RECORDS SUPPLIED: Begin
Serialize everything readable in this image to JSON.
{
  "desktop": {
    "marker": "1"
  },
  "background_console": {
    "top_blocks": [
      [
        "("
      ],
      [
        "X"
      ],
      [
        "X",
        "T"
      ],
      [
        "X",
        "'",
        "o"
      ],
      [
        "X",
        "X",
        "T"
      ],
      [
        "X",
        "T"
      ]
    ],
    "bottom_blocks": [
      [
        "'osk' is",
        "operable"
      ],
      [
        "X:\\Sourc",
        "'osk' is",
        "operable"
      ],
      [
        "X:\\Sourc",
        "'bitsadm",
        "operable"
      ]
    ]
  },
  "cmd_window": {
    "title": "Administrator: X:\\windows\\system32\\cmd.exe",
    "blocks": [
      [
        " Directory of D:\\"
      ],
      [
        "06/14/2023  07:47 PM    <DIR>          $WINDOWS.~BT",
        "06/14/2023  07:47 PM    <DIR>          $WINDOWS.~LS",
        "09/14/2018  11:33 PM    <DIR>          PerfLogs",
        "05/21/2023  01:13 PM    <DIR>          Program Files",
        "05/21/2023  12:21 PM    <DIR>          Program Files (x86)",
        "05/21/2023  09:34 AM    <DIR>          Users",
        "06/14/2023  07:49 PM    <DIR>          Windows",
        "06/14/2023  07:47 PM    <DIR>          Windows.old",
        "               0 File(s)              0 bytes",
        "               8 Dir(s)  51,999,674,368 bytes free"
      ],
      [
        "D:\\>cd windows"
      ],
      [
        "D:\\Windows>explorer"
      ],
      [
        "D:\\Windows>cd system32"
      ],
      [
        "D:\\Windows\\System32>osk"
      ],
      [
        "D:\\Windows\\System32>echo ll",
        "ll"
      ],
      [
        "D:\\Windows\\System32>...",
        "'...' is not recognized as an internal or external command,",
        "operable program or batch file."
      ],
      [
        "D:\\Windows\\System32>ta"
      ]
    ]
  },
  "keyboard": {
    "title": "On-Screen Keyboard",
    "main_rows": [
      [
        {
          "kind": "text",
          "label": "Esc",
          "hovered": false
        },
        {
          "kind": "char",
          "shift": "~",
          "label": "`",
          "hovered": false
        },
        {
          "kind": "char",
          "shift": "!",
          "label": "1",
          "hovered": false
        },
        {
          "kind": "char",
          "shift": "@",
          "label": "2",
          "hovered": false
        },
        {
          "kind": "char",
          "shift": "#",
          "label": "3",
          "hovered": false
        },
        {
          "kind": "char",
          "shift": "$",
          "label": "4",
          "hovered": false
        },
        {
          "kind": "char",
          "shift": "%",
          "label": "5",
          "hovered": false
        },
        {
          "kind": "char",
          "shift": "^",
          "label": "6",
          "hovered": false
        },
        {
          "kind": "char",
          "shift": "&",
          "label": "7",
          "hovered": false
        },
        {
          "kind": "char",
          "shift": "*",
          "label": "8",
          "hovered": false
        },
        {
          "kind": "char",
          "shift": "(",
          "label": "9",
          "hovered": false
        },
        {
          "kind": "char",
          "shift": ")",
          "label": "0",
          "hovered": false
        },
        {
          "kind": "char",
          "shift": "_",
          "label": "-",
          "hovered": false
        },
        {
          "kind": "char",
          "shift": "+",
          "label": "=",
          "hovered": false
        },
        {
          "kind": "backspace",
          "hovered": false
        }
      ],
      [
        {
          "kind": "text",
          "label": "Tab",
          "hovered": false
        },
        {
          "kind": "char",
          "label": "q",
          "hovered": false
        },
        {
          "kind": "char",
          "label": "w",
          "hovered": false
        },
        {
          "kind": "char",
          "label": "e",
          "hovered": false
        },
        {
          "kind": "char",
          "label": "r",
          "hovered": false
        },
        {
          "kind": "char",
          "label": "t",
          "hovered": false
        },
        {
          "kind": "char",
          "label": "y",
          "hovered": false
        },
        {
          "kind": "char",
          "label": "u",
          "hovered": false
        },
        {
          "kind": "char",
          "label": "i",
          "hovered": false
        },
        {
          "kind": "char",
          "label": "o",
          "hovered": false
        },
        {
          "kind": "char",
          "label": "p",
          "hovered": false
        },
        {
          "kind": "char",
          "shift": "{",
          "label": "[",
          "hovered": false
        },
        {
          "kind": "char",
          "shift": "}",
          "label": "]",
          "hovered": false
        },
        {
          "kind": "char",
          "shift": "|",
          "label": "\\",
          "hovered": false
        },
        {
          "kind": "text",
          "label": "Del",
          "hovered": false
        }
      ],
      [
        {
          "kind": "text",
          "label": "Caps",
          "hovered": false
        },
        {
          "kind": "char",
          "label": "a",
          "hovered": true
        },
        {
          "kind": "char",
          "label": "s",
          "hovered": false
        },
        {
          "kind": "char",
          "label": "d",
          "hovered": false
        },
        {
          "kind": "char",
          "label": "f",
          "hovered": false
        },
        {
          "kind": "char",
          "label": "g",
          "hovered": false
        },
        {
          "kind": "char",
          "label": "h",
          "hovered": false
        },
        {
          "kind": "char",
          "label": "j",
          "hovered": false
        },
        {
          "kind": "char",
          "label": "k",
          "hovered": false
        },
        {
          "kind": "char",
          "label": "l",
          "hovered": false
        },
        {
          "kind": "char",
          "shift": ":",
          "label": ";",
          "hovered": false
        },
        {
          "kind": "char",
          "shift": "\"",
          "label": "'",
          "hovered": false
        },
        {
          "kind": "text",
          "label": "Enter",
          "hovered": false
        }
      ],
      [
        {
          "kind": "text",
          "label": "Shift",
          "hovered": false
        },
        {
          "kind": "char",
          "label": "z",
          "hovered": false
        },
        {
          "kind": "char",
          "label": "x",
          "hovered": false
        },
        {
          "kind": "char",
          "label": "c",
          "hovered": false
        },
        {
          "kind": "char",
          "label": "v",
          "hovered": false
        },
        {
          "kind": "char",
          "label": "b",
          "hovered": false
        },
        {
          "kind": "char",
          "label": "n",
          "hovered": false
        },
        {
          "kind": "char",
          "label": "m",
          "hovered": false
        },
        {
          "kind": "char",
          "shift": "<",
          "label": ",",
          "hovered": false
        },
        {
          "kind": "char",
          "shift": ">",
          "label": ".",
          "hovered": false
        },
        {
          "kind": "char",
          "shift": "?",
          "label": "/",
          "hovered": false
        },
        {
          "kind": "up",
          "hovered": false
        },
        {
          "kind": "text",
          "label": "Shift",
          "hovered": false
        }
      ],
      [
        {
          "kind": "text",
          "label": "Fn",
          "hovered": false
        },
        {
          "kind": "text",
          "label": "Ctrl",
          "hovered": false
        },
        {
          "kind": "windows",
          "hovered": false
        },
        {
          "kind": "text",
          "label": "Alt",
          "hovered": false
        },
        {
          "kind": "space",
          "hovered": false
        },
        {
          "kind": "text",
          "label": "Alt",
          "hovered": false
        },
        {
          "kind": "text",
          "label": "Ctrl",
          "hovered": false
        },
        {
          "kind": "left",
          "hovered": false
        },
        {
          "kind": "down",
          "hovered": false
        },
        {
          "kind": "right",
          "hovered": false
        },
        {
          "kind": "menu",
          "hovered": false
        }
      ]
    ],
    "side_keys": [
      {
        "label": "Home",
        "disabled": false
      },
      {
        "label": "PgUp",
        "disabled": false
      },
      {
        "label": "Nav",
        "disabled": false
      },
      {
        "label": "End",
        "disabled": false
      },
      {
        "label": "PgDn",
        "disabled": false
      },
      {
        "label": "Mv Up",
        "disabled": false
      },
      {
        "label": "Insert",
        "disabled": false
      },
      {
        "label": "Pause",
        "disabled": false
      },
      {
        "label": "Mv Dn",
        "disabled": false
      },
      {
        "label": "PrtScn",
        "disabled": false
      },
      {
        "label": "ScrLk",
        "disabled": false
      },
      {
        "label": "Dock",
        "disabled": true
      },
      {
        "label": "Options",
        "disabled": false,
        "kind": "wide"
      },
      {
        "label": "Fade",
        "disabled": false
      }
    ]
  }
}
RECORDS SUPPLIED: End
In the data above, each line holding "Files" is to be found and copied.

        "05/21/2023  01:13 PM    <DIR>          Program Files",
        "05/21/2023  12:21 PM    <DIR>          Program Files (x86)",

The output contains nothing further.